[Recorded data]
● ● ● ●

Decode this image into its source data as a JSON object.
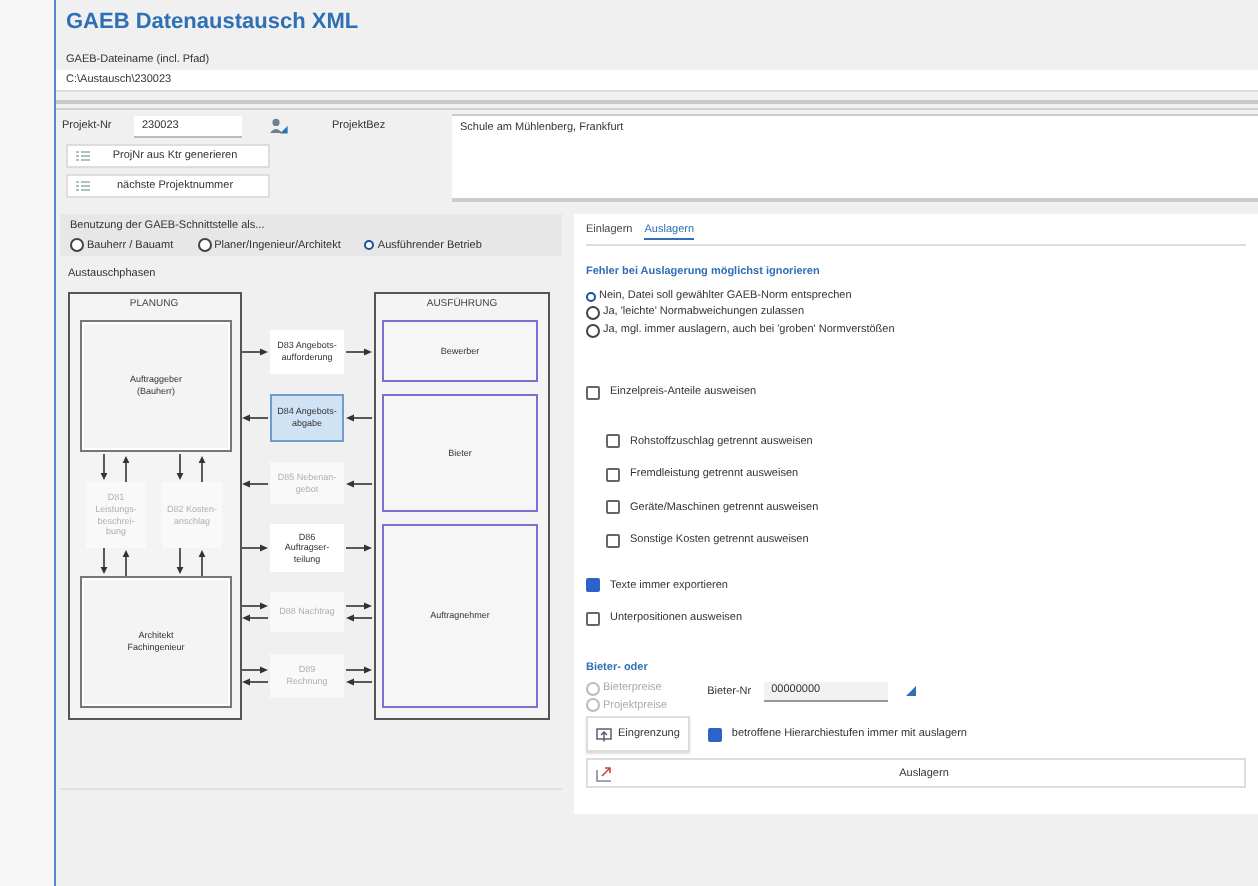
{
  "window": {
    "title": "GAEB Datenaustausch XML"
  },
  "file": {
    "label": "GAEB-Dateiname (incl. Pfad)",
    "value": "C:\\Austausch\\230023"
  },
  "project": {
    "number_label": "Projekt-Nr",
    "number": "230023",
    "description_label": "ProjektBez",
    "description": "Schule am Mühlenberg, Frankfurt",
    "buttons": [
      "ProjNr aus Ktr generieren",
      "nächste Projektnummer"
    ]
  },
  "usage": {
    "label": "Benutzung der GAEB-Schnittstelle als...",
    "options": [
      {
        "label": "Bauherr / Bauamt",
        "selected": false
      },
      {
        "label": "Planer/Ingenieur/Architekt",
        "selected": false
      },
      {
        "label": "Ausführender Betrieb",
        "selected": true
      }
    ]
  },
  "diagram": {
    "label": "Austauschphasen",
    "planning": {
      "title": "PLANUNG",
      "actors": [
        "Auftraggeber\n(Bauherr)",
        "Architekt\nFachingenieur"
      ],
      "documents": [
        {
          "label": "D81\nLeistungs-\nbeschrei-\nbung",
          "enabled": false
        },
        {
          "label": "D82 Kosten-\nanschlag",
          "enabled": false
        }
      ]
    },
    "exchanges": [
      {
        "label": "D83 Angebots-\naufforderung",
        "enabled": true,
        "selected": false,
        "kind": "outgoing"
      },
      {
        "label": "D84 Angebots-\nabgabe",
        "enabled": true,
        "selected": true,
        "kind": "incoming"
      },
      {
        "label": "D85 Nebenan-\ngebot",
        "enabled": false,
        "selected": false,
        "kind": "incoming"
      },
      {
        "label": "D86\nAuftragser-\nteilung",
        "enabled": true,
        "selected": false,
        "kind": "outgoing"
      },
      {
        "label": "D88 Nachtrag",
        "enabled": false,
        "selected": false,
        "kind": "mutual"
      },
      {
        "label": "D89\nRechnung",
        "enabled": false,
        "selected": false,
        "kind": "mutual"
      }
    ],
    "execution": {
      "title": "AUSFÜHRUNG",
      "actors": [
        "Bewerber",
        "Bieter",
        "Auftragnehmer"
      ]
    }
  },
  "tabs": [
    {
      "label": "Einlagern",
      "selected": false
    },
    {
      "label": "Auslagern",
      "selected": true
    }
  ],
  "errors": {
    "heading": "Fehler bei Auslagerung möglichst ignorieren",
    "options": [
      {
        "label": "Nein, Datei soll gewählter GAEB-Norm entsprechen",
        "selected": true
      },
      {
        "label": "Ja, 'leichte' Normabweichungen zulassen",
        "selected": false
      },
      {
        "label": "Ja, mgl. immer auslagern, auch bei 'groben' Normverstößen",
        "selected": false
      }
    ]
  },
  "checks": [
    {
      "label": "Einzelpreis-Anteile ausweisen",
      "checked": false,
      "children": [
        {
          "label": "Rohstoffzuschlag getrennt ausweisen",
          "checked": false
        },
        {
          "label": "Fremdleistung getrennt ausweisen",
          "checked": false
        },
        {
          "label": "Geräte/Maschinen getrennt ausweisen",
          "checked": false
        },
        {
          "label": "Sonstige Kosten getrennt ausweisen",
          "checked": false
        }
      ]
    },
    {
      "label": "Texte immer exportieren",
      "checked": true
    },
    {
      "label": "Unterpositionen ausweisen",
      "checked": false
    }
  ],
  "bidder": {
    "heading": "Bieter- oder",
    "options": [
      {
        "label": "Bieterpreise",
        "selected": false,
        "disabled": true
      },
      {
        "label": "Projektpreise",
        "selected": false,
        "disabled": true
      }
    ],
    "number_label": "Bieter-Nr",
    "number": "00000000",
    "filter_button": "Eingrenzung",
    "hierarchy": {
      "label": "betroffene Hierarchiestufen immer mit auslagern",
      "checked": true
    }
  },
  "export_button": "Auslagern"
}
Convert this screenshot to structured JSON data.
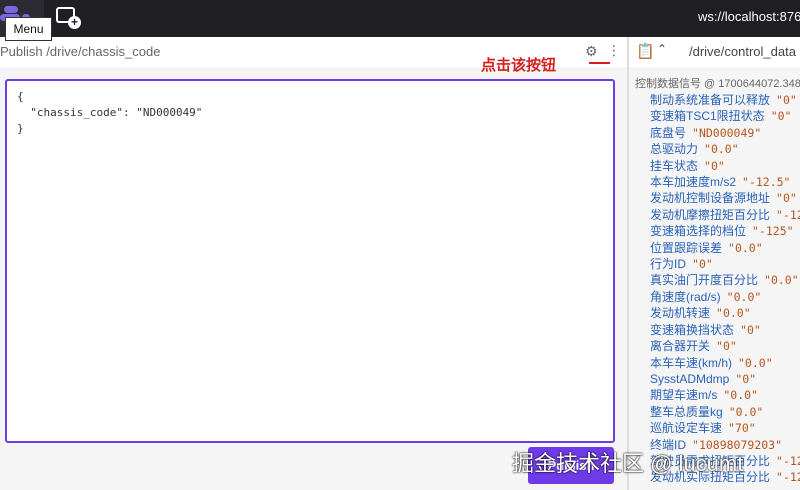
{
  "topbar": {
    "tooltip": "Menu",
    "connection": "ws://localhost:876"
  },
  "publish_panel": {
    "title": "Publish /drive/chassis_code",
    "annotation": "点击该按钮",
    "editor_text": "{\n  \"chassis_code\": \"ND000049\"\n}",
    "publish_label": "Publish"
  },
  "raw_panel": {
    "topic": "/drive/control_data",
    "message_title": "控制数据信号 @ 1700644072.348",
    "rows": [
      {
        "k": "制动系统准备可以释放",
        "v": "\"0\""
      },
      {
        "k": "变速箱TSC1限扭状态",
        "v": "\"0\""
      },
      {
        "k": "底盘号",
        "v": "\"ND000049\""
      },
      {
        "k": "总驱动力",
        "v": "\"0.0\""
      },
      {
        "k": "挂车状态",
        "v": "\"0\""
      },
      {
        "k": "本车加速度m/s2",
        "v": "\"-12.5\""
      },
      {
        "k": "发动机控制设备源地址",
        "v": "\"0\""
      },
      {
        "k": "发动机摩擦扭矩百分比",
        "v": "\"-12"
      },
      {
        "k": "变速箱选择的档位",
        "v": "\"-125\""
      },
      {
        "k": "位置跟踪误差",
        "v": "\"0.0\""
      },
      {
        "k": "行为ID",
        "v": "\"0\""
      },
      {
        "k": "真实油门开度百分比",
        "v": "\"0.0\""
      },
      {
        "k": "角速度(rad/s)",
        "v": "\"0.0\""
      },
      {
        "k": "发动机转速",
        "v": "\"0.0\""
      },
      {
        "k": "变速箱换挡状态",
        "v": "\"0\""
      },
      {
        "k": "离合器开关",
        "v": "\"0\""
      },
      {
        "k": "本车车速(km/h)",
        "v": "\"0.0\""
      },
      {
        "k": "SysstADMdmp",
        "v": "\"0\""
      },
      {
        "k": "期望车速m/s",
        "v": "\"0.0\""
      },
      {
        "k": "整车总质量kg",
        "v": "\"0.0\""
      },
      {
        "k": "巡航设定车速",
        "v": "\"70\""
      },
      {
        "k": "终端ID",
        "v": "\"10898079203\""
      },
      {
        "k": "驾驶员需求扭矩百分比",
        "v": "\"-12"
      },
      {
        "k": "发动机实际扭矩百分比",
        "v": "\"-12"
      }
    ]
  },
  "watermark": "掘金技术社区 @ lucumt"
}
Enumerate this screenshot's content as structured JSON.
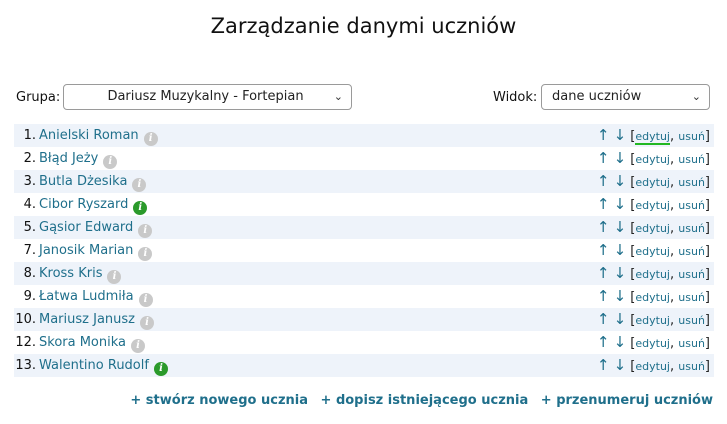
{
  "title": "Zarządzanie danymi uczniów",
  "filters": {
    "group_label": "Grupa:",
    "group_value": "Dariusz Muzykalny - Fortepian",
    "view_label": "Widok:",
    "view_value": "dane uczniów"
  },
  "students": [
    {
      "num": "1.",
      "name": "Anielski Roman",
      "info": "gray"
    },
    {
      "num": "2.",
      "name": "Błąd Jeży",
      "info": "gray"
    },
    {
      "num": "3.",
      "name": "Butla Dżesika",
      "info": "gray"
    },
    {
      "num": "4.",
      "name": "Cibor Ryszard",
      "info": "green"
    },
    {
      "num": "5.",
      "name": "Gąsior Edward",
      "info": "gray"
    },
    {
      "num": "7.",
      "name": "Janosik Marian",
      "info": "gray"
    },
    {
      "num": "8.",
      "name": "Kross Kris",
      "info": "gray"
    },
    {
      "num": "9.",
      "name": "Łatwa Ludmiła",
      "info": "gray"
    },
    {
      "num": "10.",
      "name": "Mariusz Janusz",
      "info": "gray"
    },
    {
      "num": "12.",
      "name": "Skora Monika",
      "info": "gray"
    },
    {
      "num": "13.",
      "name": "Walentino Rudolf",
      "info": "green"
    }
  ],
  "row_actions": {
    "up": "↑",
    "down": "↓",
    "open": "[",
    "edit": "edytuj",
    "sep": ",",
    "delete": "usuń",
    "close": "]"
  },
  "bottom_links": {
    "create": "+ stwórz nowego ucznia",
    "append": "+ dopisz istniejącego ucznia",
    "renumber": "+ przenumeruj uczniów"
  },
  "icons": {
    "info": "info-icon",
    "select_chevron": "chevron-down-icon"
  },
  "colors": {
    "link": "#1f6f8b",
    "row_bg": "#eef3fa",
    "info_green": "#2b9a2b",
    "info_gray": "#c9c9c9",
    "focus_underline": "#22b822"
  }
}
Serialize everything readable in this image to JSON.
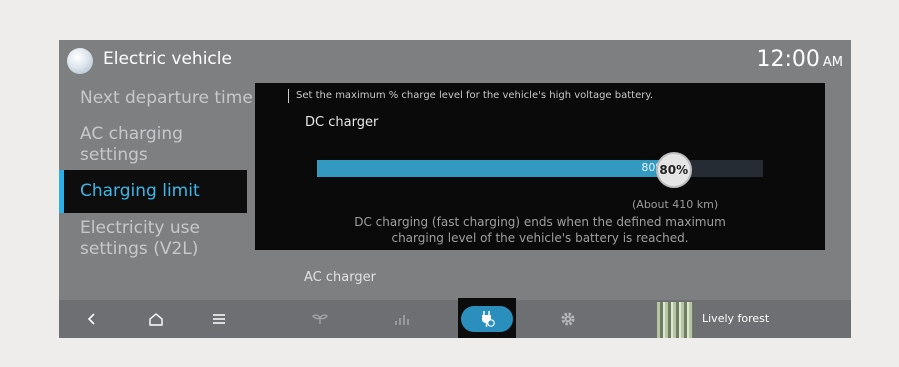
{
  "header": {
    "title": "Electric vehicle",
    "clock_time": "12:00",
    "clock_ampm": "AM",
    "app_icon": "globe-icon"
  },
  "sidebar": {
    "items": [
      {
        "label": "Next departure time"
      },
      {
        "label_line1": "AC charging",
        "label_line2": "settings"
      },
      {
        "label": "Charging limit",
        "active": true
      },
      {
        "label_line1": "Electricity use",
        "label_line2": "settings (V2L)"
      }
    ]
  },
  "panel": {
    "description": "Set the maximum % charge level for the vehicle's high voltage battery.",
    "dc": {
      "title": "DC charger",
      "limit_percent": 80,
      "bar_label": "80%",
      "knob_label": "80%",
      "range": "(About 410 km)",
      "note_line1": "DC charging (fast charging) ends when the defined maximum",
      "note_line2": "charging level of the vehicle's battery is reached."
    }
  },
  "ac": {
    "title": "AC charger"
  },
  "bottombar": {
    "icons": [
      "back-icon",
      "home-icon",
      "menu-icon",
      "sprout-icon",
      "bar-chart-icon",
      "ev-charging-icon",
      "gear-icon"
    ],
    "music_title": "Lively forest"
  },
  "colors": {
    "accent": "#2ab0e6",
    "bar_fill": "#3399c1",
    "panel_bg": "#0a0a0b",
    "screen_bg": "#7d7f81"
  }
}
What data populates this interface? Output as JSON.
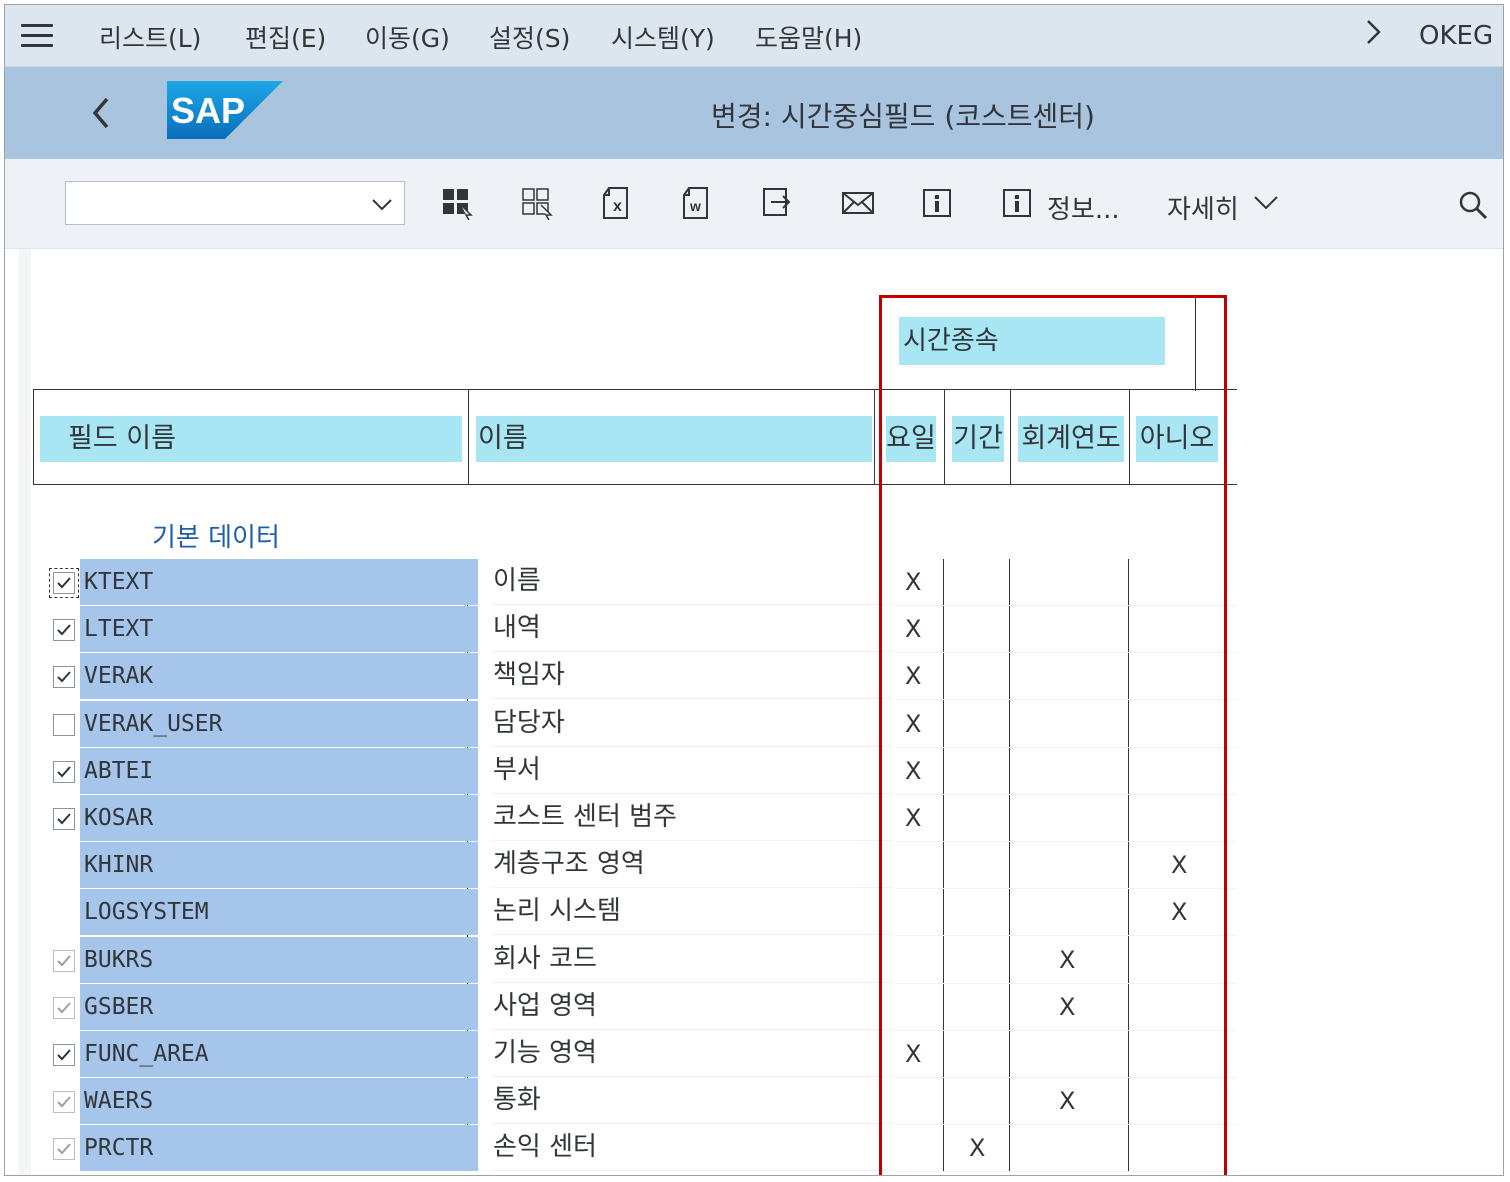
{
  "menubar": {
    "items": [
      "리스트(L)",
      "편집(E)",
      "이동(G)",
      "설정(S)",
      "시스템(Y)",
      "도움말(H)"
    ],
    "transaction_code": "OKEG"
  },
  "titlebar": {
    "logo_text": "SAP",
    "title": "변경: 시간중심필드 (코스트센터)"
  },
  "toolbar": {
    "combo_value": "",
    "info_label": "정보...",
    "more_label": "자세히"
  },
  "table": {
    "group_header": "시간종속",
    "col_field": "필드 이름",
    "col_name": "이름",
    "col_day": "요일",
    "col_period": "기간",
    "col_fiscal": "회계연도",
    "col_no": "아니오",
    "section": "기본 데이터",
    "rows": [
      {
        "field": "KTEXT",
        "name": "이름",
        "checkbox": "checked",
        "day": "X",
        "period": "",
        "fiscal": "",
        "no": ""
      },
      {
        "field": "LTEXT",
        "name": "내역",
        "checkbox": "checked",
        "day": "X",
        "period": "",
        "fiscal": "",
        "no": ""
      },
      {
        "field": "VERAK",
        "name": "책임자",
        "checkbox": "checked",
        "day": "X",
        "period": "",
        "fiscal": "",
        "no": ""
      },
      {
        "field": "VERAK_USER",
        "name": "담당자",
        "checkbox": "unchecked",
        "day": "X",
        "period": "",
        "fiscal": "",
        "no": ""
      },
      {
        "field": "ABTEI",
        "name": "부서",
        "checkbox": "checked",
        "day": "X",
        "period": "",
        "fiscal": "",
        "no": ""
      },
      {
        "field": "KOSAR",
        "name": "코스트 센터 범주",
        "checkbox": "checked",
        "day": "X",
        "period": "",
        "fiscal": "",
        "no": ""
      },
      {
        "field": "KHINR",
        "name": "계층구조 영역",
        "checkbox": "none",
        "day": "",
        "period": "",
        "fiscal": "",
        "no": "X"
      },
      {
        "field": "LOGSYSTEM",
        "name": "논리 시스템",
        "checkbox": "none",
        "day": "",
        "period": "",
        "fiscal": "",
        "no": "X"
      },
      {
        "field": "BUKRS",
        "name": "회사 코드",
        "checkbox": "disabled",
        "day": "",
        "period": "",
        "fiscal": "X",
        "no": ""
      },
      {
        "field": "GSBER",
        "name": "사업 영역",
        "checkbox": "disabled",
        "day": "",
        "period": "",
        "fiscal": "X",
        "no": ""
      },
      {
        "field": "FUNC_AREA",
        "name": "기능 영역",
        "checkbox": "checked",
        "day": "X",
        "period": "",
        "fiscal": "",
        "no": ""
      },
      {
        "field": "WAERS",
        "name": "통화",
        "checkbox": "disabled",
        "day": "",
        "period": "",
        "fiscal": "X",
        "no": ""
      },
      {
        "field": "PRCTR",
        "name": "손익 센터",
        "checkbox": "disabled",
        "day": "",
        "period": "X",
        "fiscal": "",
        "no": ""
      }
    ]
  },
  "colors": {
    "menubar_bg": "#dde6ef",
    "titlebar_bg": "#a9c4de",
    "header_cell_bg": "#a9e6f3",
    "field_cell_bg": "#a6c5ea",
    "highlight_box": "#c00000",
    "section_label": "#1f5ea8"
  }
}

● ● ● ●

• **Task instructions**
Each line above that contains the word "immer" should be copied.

• **Solution to this task**
        "label": "Ja, mgl. immer auslagern, auch bei 'groben' Normverstößen",
      "label": "Texte immer exportieren",
      "label": "betroffene Hierarchiestufen immer mit auslagern",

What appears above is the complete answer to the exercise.